What you return must match the records character for character.
*** Opening of EXERCISE INPUT ***
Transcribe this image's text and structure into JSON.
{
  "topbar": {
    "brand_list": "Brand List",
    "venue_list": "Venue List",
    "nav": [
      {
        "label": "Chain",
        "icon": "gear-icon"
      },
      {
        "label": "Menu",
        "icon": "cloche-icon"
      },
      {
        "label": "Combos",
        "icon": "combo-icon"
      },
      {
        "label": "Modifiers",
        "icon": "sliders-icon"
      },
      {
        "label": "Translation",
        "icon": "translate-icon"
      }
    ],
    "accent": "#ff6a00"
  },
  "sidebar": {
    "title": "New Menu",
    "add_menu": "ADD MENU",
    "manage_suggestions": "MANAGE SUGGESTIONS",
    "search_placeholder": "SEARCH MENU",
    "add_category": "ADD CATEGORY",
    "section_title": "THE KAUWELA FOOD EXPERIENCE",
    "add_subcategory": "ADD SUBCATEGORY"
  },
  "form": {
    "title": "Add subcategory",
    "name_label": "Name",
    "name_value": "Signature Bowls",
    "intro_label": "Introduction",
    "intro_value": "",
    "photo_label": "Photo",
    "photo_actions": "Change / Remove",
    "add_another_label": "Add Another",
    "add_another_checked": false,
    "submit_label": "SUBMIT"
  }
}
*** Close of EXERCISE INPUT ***
SOLUTION TO THIS PROBLEM:
Transcribe this image's text and structure into JSON.
{
  "topbar": {
    "brand_list": "Brand List",
    "venue_list": "Venue List",
    "nav": [
      {
        "label": "Chain",
        "icon": "gear-icon"
      },
      {
        "label": "Menu",
        "icon": "cloche-icon"
      },
      {
        "label": "Combos",
        "icon": "combo-icon"
      },
      {
        "label": "Modifiers",
        "icon": "sliders-icon"
      },
      {
        "label": "Translation",
        "icon": "translate-icon"
      }
    ],
    "accent": "#ff6a00"
  },
  "sidebar": {
    "title": "New Menu",
    "add_menu": "ADD MENU",
    "manage_suggestions": "MANAGE SUGGESTIONS",
    "search_placeholder": "SEARCH MENU",
    "add_category": "ADD CATEGORY",
    "section_title": "THE KAUWELA FOOD EXPERIENCE",
    "add_subcategory": "ADD SUBCATEGORY"
  },
  "form": {
    "title": "Add subcategory",
    "name_label": "Name",
    "name_value": "Signature Bowls",
    "intro_label": "Introduction",
    "intro_value": "",
    "photo_label": "Photo",
    "photo_actions": "Change / Remove",
    "add_another_label": "Add Another",
    "add_another_checked": false,
    "submit_label": "SUBMIT"
  }
}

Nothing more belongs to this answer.